The GPS radio of the Anthem was OK. It took close to a minute to find me most of the time, and was accurate to within about 25 feet. Google Maps is the only navigation software on board. It is as feature-rich as ever. When used out in the real world with the Anthem, I noticed it was a bit laggy due to the overall network performance of the Anthem.
I have a hard time recommending the ZTE Anthem 4G to anyone. The size and weight are hard to ignore, but could be overlooked if the Anthem's performance warranted it. Sadly, the Anthem falls short just about everywhere else.
The network performance, poor call quality, and battery life alone are enough to sink the Anthem. Add in the year-old platform software, crummy camera and video camera results, and god-awful mobile web experience, and you have an all-around loser.
I might cut ZTE some slack, since this is its first LTE device for MetroPCS, but that doesn't mean consumers should have to suffer. There are plenty of LTE 4G alternatives available from MetroPCS that perform much, much better.
I don't hear any anthems being sung for the Anthem; but I might hear Taps.
Hands-On: ZTE Anthem for MetroPCS
MetroPCS had the ZTE Anthem 4G on hand at an event in New York City. Here are our initial impressions.
Hands-On: ZTE's LTE Phones
ZTE may have announced eight new smartphones, but only two are headed to the U.S., the PF200 and the N91. Here are our initial hands-on thoughts.
Hands On with the ZTE Blade Z Max
This follow-up to the affordable ZMAX Pro keeps the huge 6-inch screen, while upgrading a few key specs. It has a premium metal-frame design, fingerprint reader, huge battery, and dual-lens main camera.
Review: ZTE Blade Z Max for MetroPCS
Looking for the biggest possible screen on the least expensive smartphone? The Blade Z Max may be what you seek, thanks to its IMAX-sized display, insane battery, dual cameras, and affordable price point.
Review: ZTE Avid 4 for MetroPCS
ZTE's latest low-cost handset for MetroPCS offers entry-level specs and performance. It includes a 5-inch screen, 8-megapixel camera, and Android 7 Nougat.

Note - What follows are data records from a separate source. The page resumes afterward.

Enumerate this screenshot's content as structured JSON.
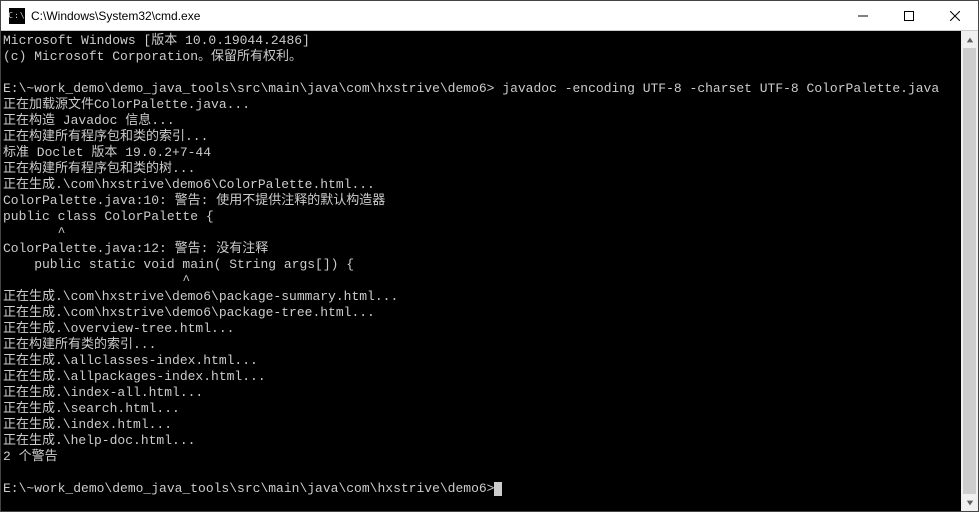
{
  "titlebar": {
    "icon_label": "C:\\",
    "title": "C:\\Windows\\System32\\cmd.exe"
  },
  "terminal": {
    "lines": [
      "Microsoft Windows [版本 10.0.19044.2486]",
      "(c) Microsoft Corporation。保留所有权利。",
      "",
      "E:\\~work_demo\\demo_java_tools\\src\\main\\java\\com\\hxstrive\\demo6> javadoc -encoding UTF-8 -charset UTF-8 ColorPalette.java",
      "正在加载源文件ColorPalette.java...",
      "正在构造 Javadoc 信息...",
      "正在构建所有程序包和类的索引...",
      "标准 Doclet 版本 19.0.2+7-44",
      "正在构建所有程序包和类的树...",
      "正在生成.\\com\\hxstrive\\demo6\\ColorPalette.html...",
      "ColorPalette.java:10: 警告: 使用不提供注释的默认构造器",
      "public class ColorPalette {",
      "       ^",
      "ColorPalette.java:12: 警告: 没有注释",
      "    public static void main( String args[]) {",
      "                       ^",
      "正在生成.\\com\\hxstrive\\demo6\\package-summary.html...",
      "正在生成.\\com\\hxstrive\\demo6\\package-tree.html...",
      "正在生成.\\overview-tree.html...",
      "正在构建所有类的索引...",
      "正在生成.\\allclasses-index.html...",
      "正在生成.\\allpackages-index.html...",
      "正在生成.\\index-all.html...",
      "正在生成.\\search.html...",
      "正在生成.\\index.html...",
      "正在生成.\\help-doc.html...",
      "2 个警告",
      ""
    ],
    "prompt": "E:\\~work_demo\\demo_java_tools\\src\\main\\java\\com\\hxstrive\\demo6>"
  }
}
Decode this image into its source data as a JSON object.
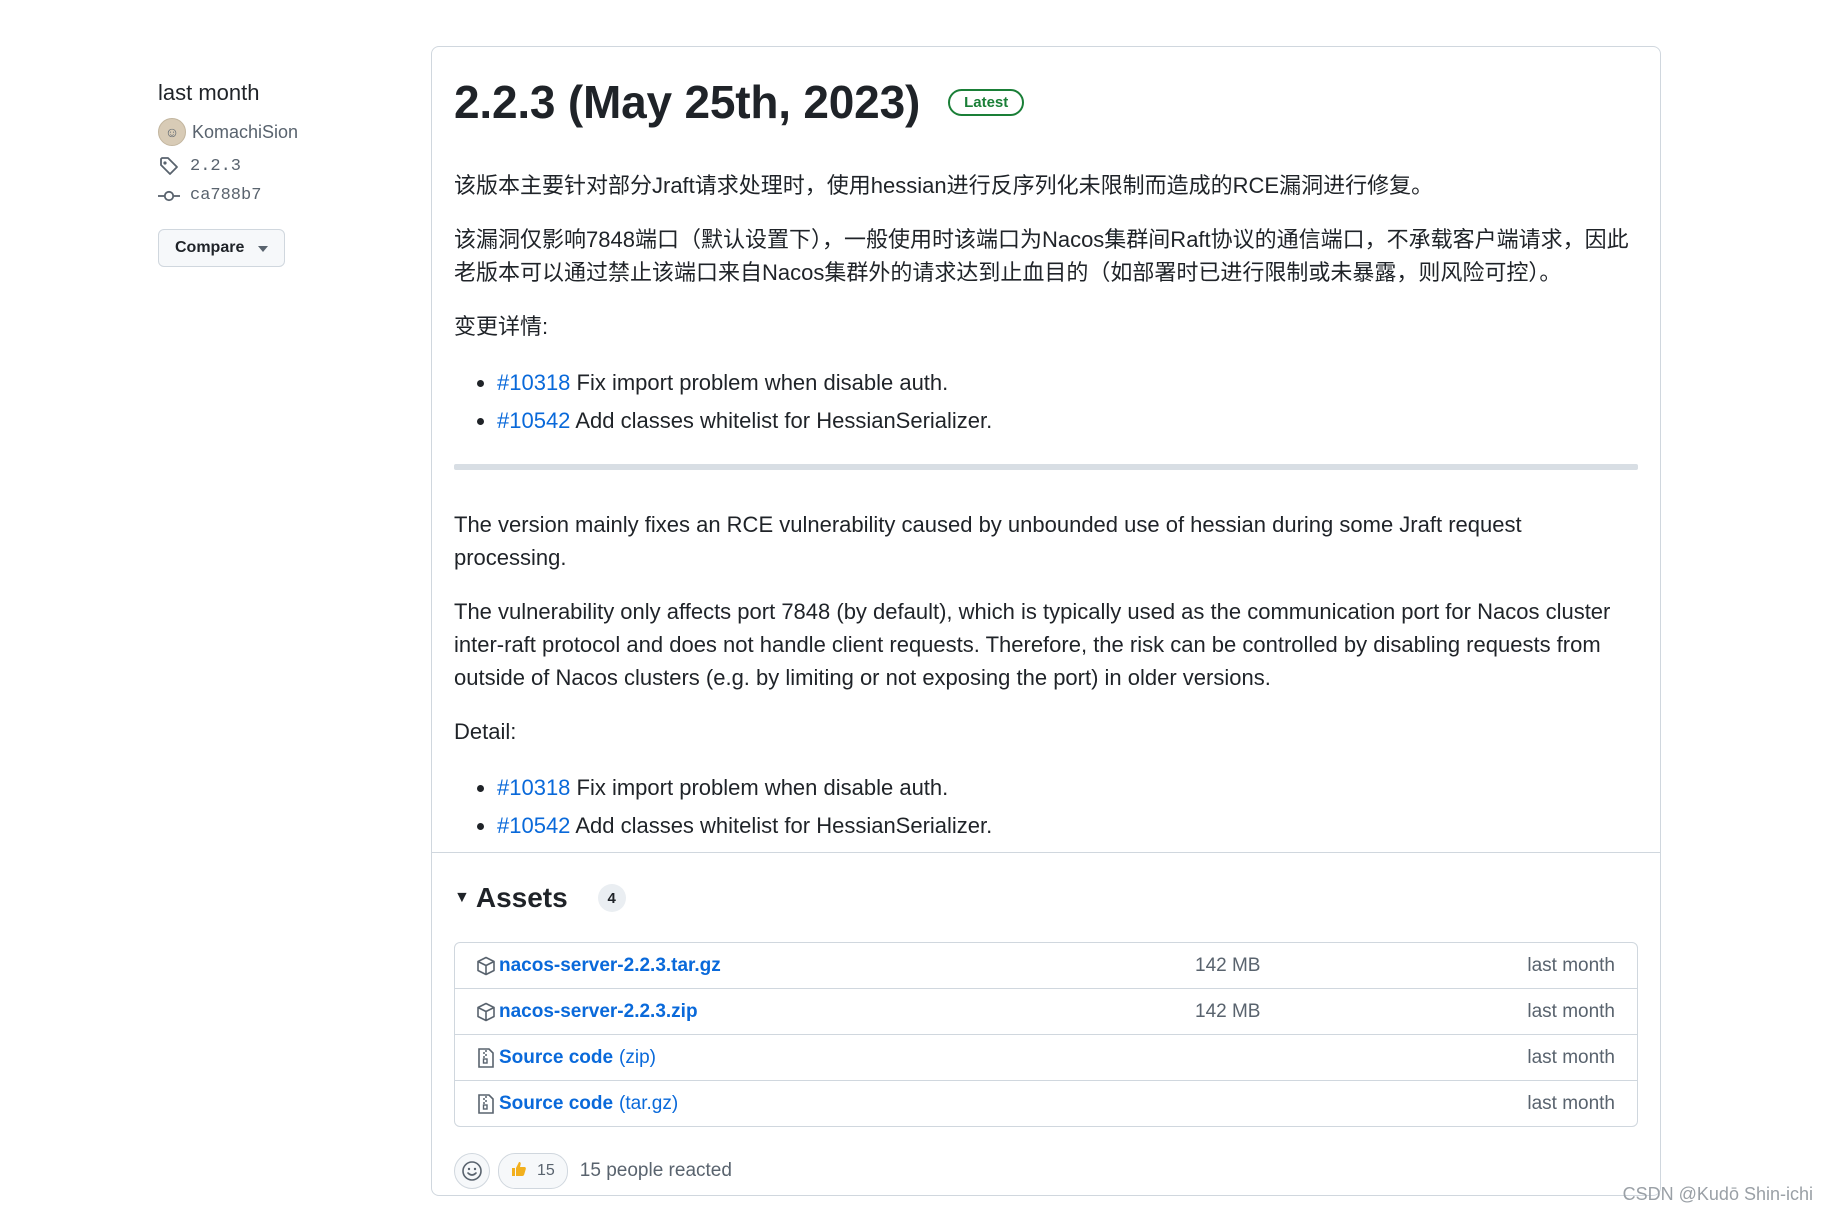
{
  "sidebar": {
    "date": "last month",
    "author": "KomachiSion",
    "tag": "2.2.3",
    "commit": "ca788b7",
    "compare_label": "Compare"
  },
  "release": {
    "title": "2.2.3 (May 25th, 2023)",
    "badge": "Latest",
    "zh": {
      "p1": "该版本主要针对部分Jraft请求处理时，使用hessian进行反序列化未限制而造成的RCE漏洞进行修复。",
      "p2": "该漏洞仅影响7848端口（默认设置下），一般使用时该端口为Nacos集群间Raft协议的通信端口，不承载客户端请求，因此老版本可以通过禁止该端口来自Nacos集群外的请求达到止血目的（如部署时已进行限制或未暴露，则风险可控）。",
      "detail_label": "变更详情:",
      "changes": [
        {
          "pr": "#10318",
          "text": " Fix import problem when disable auth."
        },
        {
          "pr": "#10542",
          "text": " Add classes whitelist for HessianSerializer."
        }
      ]
    },
    "en": {
      "p1": "The version mainly fixes an RCE vulnerability caused by unbounded use of hessian during some Jraft request processing.",
      "p2": "The vulnerability only affects port 7848 (by default), which is typically used as the communication port for Nacos cluster inter-raft protocol and does not handle client requests. Therefore, the risk can be controlled by disabling requests from outside of Nacos clusters (e.g. by limiting or not exposing the port) in older versions.",
      "detail_label": "Detail:",
      "changes": [
        {
          "pr": "#10318",
          "text": " Fix import problem when disable auth."
        },
        {
          "pr": "#10542",
          "text": " Add classes whitelist for HessianSerializer."
        }
      ]
    }
  },
  "assets": {
    "label": "Assets",
    "count": "4",
    "items": [
      {
        "icon": "package-icon",
        "name": "nacos-server-2.2.3.tar.gz",
        "ext": "",
        "size": "142 MB",
        "date": "last month"
      },
      {
        "icon": "package-icon",
        "name": "nacos-server-2.2.3.zip",
        "ext": "",
        "size": "142 MB",
        "date": "last month"
      },
      {
        "icon": "file-zip-icon",
        "name": "Source code",
        "ext": "(zip)",
        "size": "",
        "date": "last month"
      },
      {
        "icon": "file-zip-icon",
        "name": "Source code",
        "ext": "(tar.gz)",
        "size": "",
        "date": "last month"
      }
    ]
  },
  "reactions": {
    "thumbs_up_count": "15",
    "summary": "15 people reacted"
  },
  "watermark": "CSDN @Kudō Shin-ichi"
}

I used to recommend MetroPCS--
And Gingerbread? Really? Why doesn't Metro just punch you in the face, as well.
So which is the best 4G device on metroPCS?